France's quest to become completely carbon neutral seems to be on the right track following the landmark announcement that the country is going to ban the sales of all diesel and petrol cars by 2040. The move was announced yesterday by France's ecology minister Nicolas Hulot and the minister has targetted 2050 to be the year when the country becomes completely carbon neutral.

A historic announcement

Emmanuel Macron, who became the President of France this year, has been a vocal supporter of environmental protection and true to his word, he appointed Nicolas Hulot as the ecology minister.

Hulot has been a campaigner for environmental issues for a long time and this particular announcement proves that he means business. Electric cars have become quite popular in France and the minister hopes that by 2040, car manufacturers will be able to meet the challenges of this legislations. However, Hulot did not make it clear what he intends to do with the diesel or petrol cars that will be in use in 2040.

The French government expects French car manufacturers like Renault and Peugeot-Citroen to do their bit as the country goes on a historic reorganization of the car industry. Hulot also went on to state that the French government will also make the necessary investments in order to make this legislation a success.

Marcon keeps his promise
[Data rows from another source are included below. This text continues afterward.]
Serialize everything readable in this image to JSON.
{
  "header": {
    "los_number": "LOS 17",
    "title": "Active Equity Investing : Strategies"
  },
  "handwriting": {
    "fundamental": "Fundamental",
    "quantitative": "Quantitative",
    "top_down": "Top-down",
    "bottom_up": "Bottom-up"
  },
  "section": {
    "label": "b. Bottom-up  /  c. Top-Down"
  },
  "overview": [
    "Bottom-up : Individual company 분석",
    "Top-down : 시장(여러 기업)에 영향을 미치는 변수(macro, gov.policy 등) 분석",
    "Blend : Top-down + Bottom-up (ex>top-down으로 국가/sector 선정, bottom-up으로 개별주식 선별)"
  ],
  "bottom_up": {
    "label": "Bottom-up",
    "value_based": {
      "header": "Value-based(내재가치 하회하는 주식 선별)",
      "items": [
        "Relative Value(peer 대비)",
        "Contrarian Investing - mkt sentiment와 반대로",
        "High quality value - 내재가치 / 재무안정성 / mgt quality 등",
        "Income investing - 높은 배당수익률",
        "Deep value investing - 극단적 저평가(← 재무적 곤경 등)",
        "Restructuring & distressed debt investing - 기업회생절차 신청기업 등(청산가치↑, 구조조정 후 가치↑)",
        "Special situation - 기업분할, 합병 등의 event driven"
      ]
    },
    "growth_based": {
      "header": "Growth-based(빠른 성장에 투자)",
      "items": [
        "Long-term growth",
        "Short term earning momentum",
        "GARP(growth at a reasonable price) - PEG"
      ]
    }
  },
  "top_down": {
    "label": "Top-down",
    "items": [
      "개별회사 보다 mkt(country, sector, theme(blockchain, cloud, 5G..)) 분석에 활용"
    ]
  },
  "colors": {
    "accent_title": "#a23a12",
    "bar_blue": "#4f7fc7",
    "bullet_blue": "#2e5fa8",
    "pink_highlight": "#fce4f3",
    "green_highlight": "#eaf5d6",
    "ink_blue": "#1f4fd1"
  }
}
US President Donald Trump's controversial move to withdraw from the Paris climate change agreement could have been the trigger for this momentous legislation by the French government. At the time, the French President Emmanuel Macron had criticized the move and seemed to mock the move by stating that Trump should try to make the 'planet great again'.

In this regard, it is also important to point out that the fuel market of Europe is dominated by fossil fuels and in fact, makes up 95% of it. Hence, France's move must be commended as probably the first big move towards making a European country carbon neutral.

Other than this, France has set itself big target in order to reduce carbon emissions.

The country will no longer issue new licenses for natural gas and oil exploration, while coal plants are going to be done away with completely by the year 2022. Pollution has become a burning issue in France and the capital had recorded record levels of pollution only 3 months back. On the other hand, high levels of pollution have also wrecked havoc with the countryside in some parts of the country, thereby leaving the government with no other option but to make good on its promises.